#### TASK:
Go over the material below and report every line that contains the word "noini".

*****

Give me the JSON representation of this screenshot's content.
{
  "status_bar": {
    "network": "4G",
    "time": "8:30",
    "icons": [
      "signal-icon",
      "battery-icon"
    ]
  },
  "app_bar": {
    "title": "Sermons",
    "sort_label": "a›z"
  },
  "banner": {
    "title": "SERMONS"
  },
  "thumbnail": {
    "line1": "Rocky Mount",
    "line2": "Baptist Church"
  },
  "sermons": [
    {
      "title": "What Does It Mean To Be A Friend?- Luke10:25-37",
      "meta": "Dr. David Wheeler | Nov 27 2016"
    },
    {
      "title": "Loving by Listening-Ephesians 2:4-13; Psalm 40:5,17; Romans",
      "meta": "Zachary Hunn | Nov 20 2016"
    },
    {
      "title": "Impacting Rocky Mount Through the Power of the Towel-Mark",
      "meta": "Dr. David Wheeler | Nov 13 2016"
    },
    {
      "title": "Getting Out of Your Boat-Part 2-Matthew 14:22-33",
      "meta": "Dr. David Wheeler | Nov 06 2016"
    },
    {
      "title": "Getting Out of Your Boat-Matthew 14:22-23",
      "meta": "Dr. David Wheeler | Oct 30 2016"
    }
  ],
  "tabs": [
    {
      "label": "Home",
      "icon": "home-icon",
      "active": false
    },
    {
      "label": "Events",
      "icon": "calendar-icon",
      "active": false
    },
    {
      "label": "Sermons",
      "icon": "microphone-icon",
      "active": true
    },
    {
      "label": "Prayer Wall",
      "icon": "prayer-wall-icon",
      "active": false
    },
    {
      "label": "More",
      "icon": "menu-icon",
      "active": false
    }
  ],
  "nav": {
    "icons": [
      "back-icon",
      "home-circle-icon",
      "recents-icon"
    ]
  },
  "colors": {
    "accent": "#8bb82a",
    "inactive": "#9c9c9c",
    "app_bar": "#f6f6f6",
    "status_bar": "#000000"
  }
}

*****

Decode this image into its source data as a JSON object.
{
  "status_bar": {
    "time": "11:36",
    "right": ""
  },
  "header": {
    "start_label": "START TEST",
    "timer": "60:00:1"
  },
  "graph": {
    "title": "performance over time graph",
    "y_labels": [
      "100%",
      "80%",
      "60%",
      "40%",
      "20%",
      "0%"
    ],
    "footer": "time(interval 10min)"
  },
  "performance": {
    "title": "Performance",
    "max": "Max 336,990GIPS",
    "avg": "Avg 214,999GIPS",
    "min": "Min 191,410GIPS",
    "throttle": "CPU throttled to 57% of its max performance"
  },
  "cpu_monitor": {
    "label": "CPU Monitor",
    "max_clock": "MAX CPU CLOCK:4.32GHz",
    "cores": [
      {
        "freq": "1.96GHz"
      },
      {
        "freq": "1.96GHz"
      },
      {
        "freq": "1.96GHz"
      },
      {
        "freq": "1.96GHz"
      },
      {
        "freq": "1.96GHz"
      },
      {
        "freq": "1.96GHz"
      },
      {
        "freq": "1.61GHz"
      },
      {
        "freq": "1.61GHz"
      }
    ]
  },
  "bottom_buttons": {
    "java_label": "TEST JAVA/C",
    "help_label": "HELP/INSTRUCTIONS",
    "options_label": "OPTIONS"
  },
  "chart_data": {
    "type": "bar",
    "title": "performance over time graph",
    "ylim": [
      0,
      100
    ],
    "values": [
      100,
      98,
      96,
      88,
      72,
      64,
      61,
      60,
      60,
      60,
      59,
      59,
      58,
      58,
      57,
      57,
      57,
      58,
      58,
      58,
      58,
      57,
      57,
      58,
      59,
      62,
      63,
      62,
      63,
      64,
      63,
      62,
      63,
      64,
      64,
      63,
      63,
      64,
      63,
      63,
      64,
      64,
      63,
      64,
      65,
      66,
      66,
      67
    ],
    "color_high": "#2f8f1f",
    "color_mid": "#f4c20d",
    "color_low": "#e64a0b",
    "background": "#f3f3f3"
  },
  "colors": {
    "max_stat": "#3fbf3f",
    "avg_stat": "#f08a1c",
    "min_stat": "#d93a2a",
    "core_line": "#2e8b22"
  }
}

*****

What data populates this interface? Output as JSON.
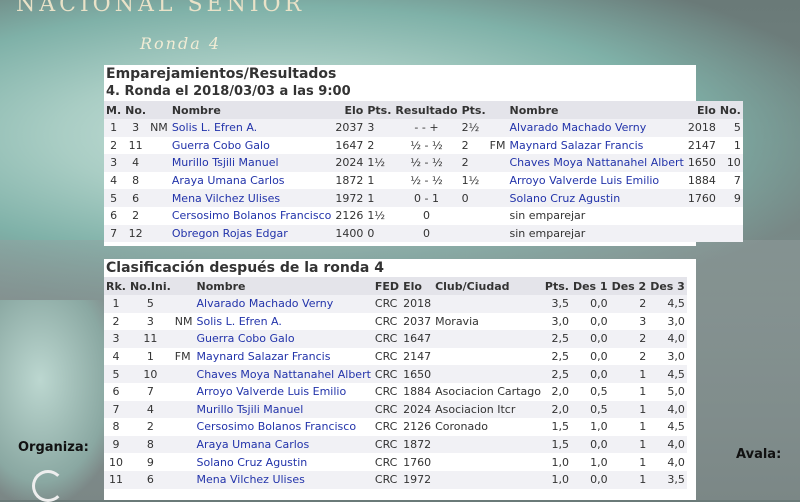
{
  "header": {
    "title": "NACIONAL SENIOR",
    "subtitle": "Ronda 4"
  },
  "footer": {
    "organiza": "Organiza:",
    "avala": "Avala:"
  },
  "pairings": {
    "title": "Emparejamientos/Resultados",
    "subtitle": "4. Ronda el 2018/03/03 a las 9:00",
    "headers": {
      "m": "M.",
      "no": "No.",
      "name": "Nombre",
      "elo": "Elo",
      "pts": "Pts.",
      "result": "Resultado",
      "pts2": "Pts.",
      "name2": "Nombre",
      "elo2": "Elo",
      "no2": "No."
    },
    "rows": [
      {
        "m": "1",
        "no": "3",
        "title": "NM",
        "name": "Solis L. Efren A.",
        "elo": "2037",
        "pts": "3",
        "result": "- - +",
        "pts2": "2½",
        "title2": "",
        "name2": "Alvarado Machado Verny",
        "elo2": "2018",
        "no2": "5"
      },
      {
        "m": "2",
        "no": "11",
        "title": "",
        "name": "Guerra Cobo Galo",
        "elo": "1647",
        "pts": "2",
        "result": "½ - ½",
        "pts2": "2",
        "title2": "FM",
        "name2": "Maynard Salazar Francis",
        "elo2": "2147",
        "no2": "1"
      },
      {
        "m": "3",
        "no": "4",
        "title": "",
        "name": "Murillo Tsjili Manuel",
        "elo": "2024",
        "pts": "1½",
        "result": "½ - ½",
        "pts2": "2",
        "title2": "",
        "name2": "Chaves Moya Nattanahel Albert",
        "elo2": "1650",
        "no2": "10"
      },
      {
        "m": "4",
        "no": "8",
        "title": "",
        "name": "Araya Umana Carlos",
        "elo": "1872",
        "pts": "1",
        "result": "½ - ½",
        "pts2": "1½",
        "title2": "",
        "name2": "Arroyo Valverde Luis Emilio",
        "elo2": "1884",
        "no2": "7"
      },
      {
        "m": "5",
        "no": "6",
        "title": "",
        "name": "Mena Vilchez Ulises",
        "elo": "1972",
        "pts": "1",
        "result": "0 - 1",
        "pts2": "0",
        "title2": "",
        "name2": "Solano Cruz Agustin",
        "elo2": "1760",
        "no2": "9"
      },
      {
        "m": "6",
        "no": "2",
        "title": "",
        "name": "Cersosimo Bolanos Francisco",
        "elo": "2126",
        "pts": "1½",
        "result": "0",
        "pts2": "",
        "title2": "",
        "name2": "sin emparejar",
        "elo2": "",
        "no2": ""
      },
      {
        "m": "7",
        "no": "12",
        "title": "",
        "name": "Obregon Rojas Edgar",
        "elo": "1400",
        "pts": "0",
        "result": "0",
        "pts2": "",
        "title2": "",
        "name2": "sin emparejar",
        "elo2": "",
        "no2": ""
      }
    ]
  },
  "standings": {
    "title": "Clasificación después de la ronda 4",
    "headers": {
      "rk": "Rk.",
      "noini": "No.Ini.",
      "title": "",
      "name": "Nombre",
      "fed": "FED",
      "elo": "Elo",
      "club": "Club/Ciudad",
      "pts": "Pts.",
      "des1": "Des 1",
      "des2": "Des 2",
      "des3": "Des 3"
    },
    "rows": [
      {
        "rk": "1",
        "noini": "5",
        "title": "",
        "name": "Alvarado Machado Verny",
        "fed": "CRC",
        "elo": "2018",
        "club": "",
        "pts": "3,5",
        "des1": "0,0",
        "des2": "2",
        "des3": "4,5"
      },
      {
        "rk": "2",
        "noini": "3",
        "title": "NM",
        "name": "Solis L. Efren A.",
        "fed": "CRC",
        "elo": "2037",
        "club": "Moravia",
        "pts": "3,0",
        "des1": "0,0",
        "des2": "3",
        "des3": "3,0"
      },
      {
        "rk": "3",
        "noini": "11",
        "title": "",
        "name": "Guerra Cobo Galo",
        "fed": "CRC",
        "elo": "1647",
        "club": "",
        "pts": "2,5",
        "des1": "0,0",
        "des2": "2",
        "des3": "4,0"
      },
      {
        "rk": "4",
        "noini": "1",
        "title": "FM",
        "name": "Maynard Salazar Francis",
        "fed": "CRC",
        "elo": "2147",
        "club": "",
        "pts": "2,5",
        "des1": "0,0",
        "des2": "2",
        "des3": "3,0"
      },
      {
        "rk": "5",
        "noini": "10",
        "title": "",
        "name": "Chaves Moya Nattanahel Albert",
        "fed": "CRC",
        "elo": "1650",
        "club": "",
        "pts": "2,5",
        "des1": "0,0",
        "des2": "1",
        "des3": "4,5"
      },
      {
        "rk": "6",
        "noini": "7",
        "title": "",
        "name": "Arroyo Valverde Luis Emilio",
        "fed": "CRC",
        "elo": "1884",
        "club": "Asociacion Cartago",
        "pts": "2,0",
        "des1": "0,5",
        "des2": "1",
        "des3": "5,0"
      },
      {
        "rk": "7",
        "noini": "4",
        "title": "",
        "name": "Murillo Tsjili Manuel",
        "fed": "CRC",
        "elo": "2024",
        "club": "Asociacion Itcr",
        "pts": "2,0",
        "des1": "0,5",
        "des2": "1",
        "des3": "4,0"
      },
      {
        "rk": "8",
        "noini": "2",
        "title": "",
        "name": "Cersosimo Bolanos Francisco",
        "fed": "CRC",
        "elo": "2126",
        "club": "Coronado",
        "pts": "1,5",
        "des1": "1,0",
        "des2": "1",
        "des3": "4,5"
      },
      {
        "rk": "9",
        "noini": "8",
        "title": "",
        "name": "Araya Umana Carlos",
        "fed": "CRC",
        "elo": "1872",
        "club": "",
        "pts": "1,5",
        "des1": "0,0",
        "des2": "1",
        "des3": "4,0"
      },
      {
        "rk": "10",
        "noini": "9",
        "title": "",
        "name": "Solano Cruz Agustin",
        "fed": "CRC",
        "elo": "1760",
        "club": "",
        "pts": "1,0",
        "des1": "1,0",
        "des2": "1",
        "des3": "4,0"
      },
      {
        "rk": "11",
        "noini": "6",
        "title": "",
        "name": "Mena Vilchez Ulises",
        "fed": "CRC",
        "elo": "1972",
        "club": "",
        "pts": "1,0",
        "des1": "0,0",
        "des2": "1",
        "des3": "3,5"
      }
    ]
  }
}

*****

#### WRITTEN ANSWER:
      "noini": "No.Ini.",
        "noini": "5",
        "noini": "3",
        "noini": "11",
        "noini": "1",
        "noini": "10",
        "noini": "7",
        "noini": "4",
        "noini": "2",
        "noini": "8",
        "noini": "9",
        "noini": "6",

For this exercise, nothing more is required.